After I arrived in New York last month I got to set up camp at Meetup headquarters for a day and get some work done at an actual desk. This was a welcome change of pace after several weeks of laptop-on-lap nomading. Meetup has beautiful offices in a large loft in Manahattan, complete with a pool table, a banana costume, and a nice south-facing view. I was glad to get to spend some time there.
While I was at Meetup, their International Lead mentioned to me that, for a limited time, it is free for organizers in a Japan to create meetups on their site. As I understand it, organizers usually pay up to $19 a month for the service.
This seems like the perfect time to experiment with the possibilities of using Meetup to organize events in Japan.
Currently, one of the most popular ways of organizing events here is Facebook. If you’re like me and dream of an internet where Facebook is not at the center of things, Meetup offers an interesting alternative.
For events, Facebook creates a social bubble effect in which it’s highly unlikely you will ever have guests to your public events who are not closely related to your social circles. I suspect there are many organizers out there who find this to be a heavy limit on the possibilities.
At the same time, one limit of Meetup in Japan is a small user base when compared to Facebook. While anyone can view and join public events on Meetup, if no one is looking there, it doesn’t matter.
Still, if you can remember back to before 2011, Facebook was relatively unknown in Japan outside of the tech and expat communities. Then almost within a month or two it seemed like everyone had a Facebook account.
There’s no reason why a similar shift in popularity couldn’t happen with Meetup here in Japan, but there are challenges. Before mass awareness can happen, Meetup will still need to get their service localized into Japanese.1 But even with the language barrier, there are already quite a number of meetups in the Kansai region, several with over 100 members.
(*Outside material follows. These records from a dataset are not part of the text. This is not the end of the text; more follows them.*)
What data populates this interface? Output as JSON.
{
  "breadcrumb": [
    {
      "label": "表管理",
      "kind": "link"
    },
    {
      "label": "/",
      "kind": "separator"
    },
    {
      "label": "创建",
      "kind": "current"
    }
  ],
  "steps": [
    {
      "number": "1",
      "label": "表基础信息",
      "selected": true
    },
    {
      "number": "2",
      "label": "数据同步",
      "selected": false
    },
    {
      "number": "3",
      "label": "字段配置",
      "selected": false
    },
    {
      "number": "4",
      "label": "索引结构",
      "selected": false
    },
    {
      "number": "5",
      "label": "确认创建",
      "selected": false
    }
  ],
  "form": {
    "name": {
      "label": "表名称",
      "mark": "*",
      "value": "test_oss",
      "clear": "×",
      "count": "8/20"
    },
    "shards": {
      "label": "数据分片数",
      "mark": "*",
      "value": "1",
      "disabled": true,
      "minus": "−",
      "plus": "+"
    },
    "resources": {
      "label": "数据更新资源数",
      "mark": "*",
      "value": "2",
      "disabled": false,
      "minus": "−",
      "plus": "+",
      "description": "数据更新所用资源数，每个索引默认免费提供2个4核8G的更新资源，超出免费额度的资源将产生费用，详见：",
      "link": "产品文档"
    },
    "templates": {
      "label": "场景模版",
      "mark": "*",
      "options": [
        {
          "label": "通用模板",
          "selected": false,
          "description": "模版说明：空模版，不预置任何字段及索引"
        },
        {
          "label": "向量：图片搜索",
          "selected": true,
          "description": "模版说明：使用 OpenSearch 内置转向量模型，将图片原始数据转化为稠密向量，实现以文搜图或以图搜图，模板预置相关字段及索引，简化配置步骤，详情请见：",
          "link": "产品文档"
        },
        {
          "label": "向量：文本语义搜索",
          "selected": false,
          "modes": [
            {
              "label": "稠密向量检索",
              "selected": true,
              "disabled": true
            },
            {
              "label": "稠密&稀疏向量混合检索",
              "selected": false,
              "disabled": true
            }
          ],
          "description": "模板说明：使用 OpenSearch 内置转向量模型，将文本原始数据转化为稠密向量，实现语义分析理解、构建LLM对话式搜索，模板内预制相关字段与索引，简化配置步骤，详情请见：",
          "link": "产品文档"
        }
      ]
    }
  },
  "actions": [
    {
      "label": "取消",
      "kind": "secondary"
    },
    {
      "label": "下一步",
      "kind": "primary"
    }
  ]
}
I for one want to experiment to see if Meetup can mix things up a bit. Since Meetup is offering their service for free in Japan at the moment, this a great time to try it out. I look forward to seeing what everyone does with it.
If you’re thinking about getting a meetup started in Osaka and are looking for a unique space to do it in, consider イタチshelter. We regularly host all kinds of events like parties, music, out-of-gallery art exhibitions, pop-up book stores, and English lessons. The space can be rented by the hour or day, and our rates are very reasonable. We want to help you get your community going.
By the way, イタチshelter’s first foray into Meetup events is the second Coffee and Coding Conundrum. If you code, you are welcome to join the Conundrum.